  1. Anonymous9:26 AM

    Religion is clearly used as a means of justification for many people in the world. And true, it is rampantly used because there is no way to disprove it. It's simply God's word...and until someone can either prove or disprove it, that's all that we are left with.

    Perhaps the more striking question is why we use religion as justification. In a nation where the number of people who strongly believe in Christianity is slowly diminishing, why is it that religion still plays an important role? In a recent article in Newsweek, a journalist brought up the idea that Americans are as a nation, are becoming more like Hindus-- people who really have a "pick and choose" kind of belief system. We take what we want, and we leave what we don't.

    Perhaps we use religion to justify our built-in prejudices... passed on by our parents. Perhaps the upside of using religion is that we feel no need to have to explain ourselves-- each religion has an old tradition... and sometimes it's not clearly separable from our daily lives, our culture (see Hinduism)... and that should be enough of a reason in itself.

  2. Anonymous3:49 PM

    As a former Hindu (and now and agnostic - you'll see why), I found it funny how people (including Hindus themselves) seem to think of it as a 'pick and choose' belief system, which it probaby wasn't supposed to be.
    And here's an (admittedly long) explanation: Hinduism has been around for ~5000 years... and for most of that time, it's been used for... not faith, not justification... but exploitation!
    The language that the scriptures were written in were forgotten in time, and those who claimed to be able to interpret them manipulated the customs and rites for personal benefit - targetting the illiterate masses of lower castes, who obeyed the will of the Gods, as 'read' to them from the scriptures (many Hindu practices involve donating large amounts of money to the 'pandits' who perform them). Several pandits modified it to suit their own needs, resulting in the myriad of rites and customs that Hinduism has come to be characterized by.
    The Hinduism you see today is a mixture of these corrupted practices, and (thanks to reform movements and the dawning of literacy and rationalism in some of the population during the 20th century) a restored form of Hinduism.
    The now largely-literate Hindu population is starting to realise that parts of the religion have little to do with the Gods, and are just tools of exploitation - which is why, sadly, Hinduism is now seen as a 'pick and choose' religion.

    Going back to the topic: organized religions and faiths may have started out as a tool of enormous good: a psychological support system for believers, a social interaction platform, etc. But, with reference to your last paragraph. the percentage of people whose answers would be the former, is miniscule - and dwindling.

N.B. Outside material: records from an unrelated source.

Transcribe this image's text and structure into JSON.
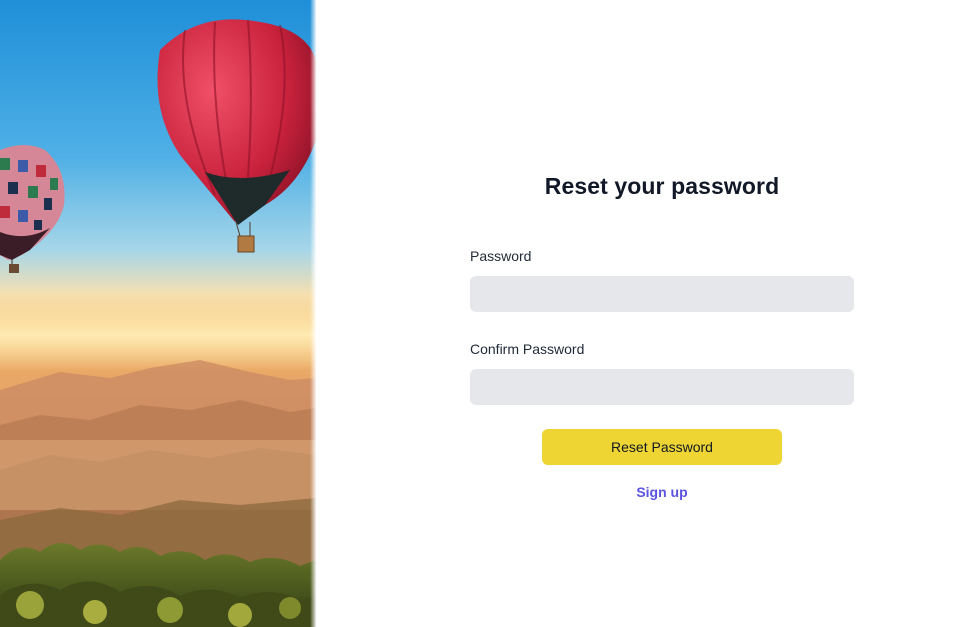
{
  "hero": {
    "image_icon": "hot-air-balloons-landscape-image"
  },
  "form": {
    "title": "Reset your password",
    "password_label": "Password",
    "password_value": "",
    "confirm_label": "Confirm Password",
    "confirm_value": "",
    "submit_label": "Reset Password",
    "signup_label": "Sign up"
  },
  "colors": {
    "button": "#eed534",
    "link": "#5b54e0",
    "input_bg": "#e5e7eb",
    "title": "#111827"
  }
}
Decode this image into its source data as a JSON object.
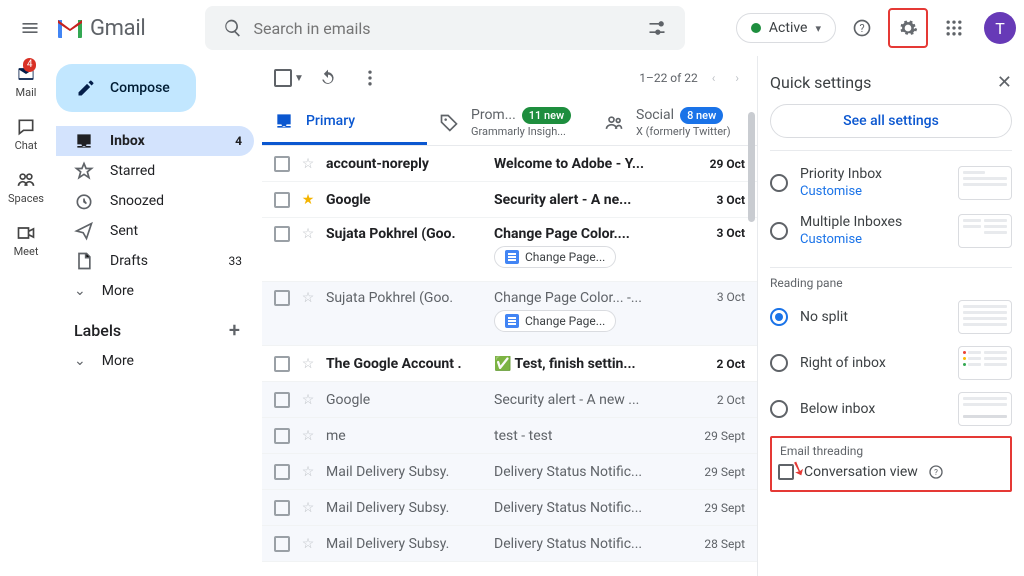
{
  "header": {
    "logo_text": "Gmail",
    "search_placeholder": "Search in emails",
    "active_label": "Active",
    "avatar_letter": "T"
  },
  "rail": {
    "mail": "Mail",
    "mail_badge": "4",
    "chat": "Chat",
    "spaces": "Spaces",
    "meet": "Meet"
  },
  "sidebar": {
    "compose": "Compose",
    "items": [
      {
        "name": "Inbox",
        "count": "4",
        "selected": true
      },
      {
        "name": "Starred"
      },
      {
        "name": "Snoozed"
      },
      {
        "name": "Sent"
      },
      {
        "name": "Drafts",
        "count": "33"
      },
      {
        "name": "More"
      }
    ],
    "labels_header": "Labels",
    "labels_more": "More"
  },
  "toolbar": {
    "range": "1–22 of 22"
  },
  "tabs": {
    "primary": "Primary",
    "promotions_label": "Prom...",
    "promotions_badge": "11 new",
    "promotions_sub": "Grammarly Insigh...",
    "social_label": "Social",
    "social_badge": "8 new",
    "social_sub": "X (formerly Twitter)"
  },
  "rows": [
    {
      "sender": "account-noreply",
      "subject_bold": "Welcome to Adobe",
      "subject_rest": " - Y...",
      "date": "29 Oct",
      "unread": true
    },
    {
      "sender": "Google",
      "subject_bold": "Security alert",
      "subject_rest": " - A ne...",
      "date": "3 Oct",
      "unread": true,
      "starred": true
    },
    {
      "sender": "Sujata Pokhrel (Goo.",
      "subject_bold": "Change Page Color....",
      "subject_rest": "",
      "date": "3 Oct",
      "unread": true,
      "chip": "Change Page..."
    },
    {
      "sender": "Sujata Pokhrel (Goo.",
      "subject_bold": "",
      "subject_rest": "Change Page Color... -...",
      "date": "3 Oct",
      "unread": false,
      "chip": "Change Page..."
    },
    {
      "sender": "The Google Account .",
      "subject_bold": "✅ Test, finish settin...",
      "subject_rest": "",
      "date": "2 Oct",
      "unread": true,
      "emoji": true
    },
    {
      "sender": "Google",
      "subject_bold": "",
      "subject_rest": "Security alert - A new ...",
      "date": "2 Oct",
      "unread": false
    },
    {
      "sender": "me",
      "subject_bold": "",
      "subject_rest": "test - test",
      "date": "29 Sept",
      "unread": false
    },
    {
      "sender": "Mail Delivery Subsy.",
      "subject_bold": "",
      "subject_rest": "Delivery Status Notific...",
      "date": "29 Sept",
      "unread": false
    },
    {
      "sender": "Mail Delivery Subsy.",
      "subject_bold": "",
      "subject_rest": "Delivery Status Notific...",
      "date": "29 Sept",
      "unread": false
    },
    {
      "sender": "Mail Delivery Subsy.",
      "subject_bold": "",
      "subject_rest": "Delivery Status Notific...",
      "date": "28 Sept",
      "unread": false
    }
  ],
  "qs": {
    "title": "Quick settings",
    "see_all": "See all settings",
    "density": {
      "priority": "Priority Inbox",
      "multiple": "Multiple Inboxes",
      "customise": "Customise"
    },
    "reading_pane": {
      "title": "Reading pane",
      "no_split": "No split",
      "right": "Right of inbox",
      "below": "Below inbox"
    },
    "threading": {
      "title": "Email threading",
      "conversation_view": "Conversation view"
    }
  }
}
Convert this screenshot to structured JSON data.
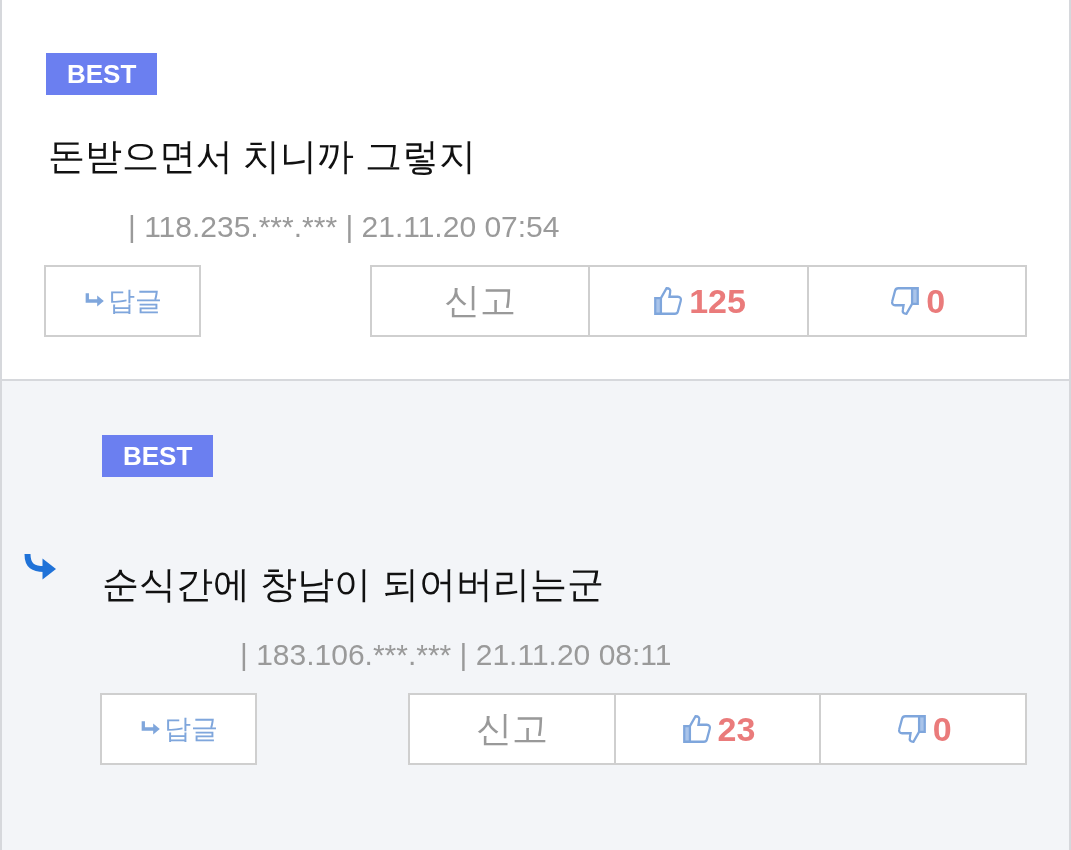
{
  "comments": [
    {
      "kind": "top",
      "badge": "BEST",
      "text": "돈받으면서 치니까 그렇지",
      "meta": "| 118.235.***.*** | 21.11.20 07:54",
      "reply_label": "답글",
      "report_label": "신고",
      "likes": "125",
      "dislikes": "0"
    },
    {
      "kind": "reply",
      "badge": "BEST",
      "text": "순식간에 창남이 되어버리는군",
      "meta": "| 183.106.***.*** | 21.11.20 08:11",
      "reply_label": "답글",
      "report_label": "신고",
      "likes": "23",
      "dislikes": "0"
    }
  ]
}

    The name of religion is used - like it was mentioned above - as a justification for human insecurity - and at times as an incentive to wreak havoc, like in terrorism. Religion in general, regardless of the original intention and objective, is causing a lot more harm than good to mankind today; most of which can be avoided if we excercise good, old fashioned ethic - being good for the sake of it, and not because some or the other 'God' commands you to do so.